Using data collected by Service providers and community coalitions throughout Southern Arizona that addressed substance use and misuse among youth and older adults, the report details substance misuse trends, effectiveness of workshops, and outcomes of evidence-based programs. Each provider, in consultation with Arizona Complete Health and Evaluation Research and Development (ERAD), developed a logic model that specified the behavioral consequences, behavioral trends, intervening variables, goals, objectives, and evaluation tools to be used in their strategic planning. The logic model served as a data-driven “road map” that guided their efforts. Through administration of surveys, service provider staff and coalition members gathered data from their respective target areas using the evaluation tools specified in the logic model. Two community-level surveys were administered: a Community Survey and a Sidewalk Survey. Responses from the Community Survey represented the Counties of Pinal, Cochise, Pima, and Yuma, while data from the Sidewalk survey represented Pinal County and Pima County. Along with Community surveys, presentation surveys were administered.
The surveys were designed to measure knowledge change around issues involving three areas: alcohol, marijuana, and prescription medications. Upon completion of the presentation, participants had the opportunity to provide their thoughts on the effectiveness of the presentation. In addition to presentation surveys, an Adolescent survey was given to youth who participated in Evidence-Based programs designed to increase youth leadership and perceptions of risk and harm associated with substance use. An Evidence Base program addressing medication use and misuse among older adults was also administered. Results from the Community surveys, Presentation Surveys, and the surveys administered as part of the Evidence-Based programs are presented in this report.
Key Findings from the 2019 annual report include:
- The top problem for Cochise County was methamphetamine usage (34.1%), followed by heroin usage at 32.9%, and marijuana usage at 31.9%. Substances viewed as top problems in Pima County were methamphetamine (37.8%) followed by marijuana (35.5%) and underage drinking (32.9%). Marijuana usage was viewed as the top problem in Pinal County (28.4%), though compared to other counties, Pinal County community members appeared to be less concerned with substance usage, in general. Marijuana usage (33.7%) and methamphetamine (32.7%) were the top problems in Yuma County.
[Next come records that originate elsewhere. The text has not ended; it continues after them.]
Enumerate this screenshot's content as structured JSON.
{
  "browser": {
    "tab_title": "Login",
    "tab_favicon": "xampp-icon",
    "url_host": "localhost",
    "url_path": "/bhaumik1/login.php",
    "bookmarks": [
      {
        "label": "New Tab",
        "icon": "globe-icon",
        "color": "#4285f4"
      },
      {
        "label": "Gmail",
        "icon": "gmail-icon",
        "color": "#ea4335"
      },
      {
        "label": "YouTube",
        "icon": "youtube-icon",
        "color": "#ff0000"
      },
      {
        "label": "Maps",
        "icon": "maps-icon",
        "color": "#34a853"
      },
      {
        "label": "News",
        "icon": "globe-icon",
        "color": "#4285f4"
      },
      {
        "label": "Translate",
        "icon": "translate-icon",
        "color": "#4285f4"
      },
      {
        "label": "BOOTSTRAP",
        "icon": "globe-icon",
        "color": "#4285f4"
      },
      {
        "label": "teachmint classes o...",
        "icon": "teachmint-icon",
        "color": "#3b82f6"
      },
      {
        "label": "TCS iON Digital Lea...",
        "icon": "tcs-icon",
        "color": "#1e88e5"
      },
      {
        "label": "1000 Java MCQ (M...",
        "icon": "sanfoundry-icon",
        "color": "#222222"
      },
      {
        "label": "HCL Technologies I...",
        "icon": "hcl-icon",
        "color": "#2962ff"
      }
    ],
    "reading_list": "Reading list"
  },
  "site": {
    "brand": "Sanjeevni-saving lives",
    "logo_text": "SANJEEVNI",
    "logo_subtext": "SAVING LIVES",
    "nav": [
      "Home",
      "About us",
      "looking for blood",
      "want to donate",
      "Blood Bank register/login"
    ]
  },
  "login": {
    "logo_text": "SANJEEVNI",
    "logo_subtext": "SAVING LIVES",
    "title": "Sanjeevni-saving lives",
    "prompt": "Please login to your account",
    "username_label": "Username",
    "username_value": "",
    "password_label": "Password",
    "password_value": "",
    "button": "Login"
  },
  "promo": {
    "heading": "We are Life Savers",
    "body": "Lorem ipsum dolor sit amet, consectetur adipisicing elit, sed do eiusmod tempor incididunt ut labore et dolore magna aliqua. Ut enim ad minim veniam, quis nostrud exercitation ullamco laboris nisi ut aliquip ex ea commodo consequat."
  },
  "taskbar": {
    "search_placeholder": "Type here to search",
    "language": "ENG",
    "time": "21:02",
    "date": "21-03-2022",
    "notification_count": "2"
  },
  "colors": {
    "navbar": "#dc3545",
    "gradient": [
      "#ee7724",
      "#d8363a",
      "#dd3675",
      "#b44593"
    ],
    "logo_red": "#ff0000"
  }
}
- In Cochise County, problems with medication misuse had the largest change from 2016 to 2019 with a 9.9% increase in perceived severity of problems, this was followed by an increase in heroin usage at 9.4%. Pima County reported decreases from 2016 to 2019 in all substances, except for medications and methamphetamine, which saw modest increases in the severity of problems. For residents of Pinal County, the largest increases in perceived problems was underage drinking (5.4%) and medication misuse (4.2%). The largest changes in perceived problems in Yuma County was medication misuse (13.5%), heroin (11.7%), and methamphetamine (10.3%), all of which had increases from 2016 to 2019.
- Compared with youth, adults tended to view substance usage as a more severe problem, across all substances.
- Females tended to view substance use by youth as more severe than males, comparatively.
- Marijuana, alcohol, and medications, in that order, were viewed as the easiest substances for youth to obtain across all counties.
- For those who indicated exposure to messages about substance misuse and abuse, many reported that they brought the subject up more as a result of the messaging.
- Across all counties surveyed, using prescription drugs without a doctor telling them to take them was viewed with the greatest risk compared to other substances. For instance, in Pinal County, 65.8% reported “great risk” with using prescription drugs. In three counties, Cochise, Pima, and Pinal, having five or more drinks in a row once or twice a week had the second highest percentage of perceived risk.
- Compared with youth, adults reported greater perceived risk across all substances, though both were relatively even with regards to daily use of marijuana and youth having one or two drinks.
- Most reported they would use a safe and legal way to dispose of medications if they knew about it, for instance, 89.6% in Pinal and 96.9% in Pima agreed with this statement.
- Community presentations and workshops were highly effective in increasing knowledge about substance misuse and providing tools for addressing issues in the community for those who participated.
- Evidence-based programs were effective in increasing perceived risk and harm, increasing disapproval of usage, increasing refusal skills, and instilling resiliency by fostering leadership skills and self-efficacy.
Read full report: 2019 End of Year Evaluation Report_final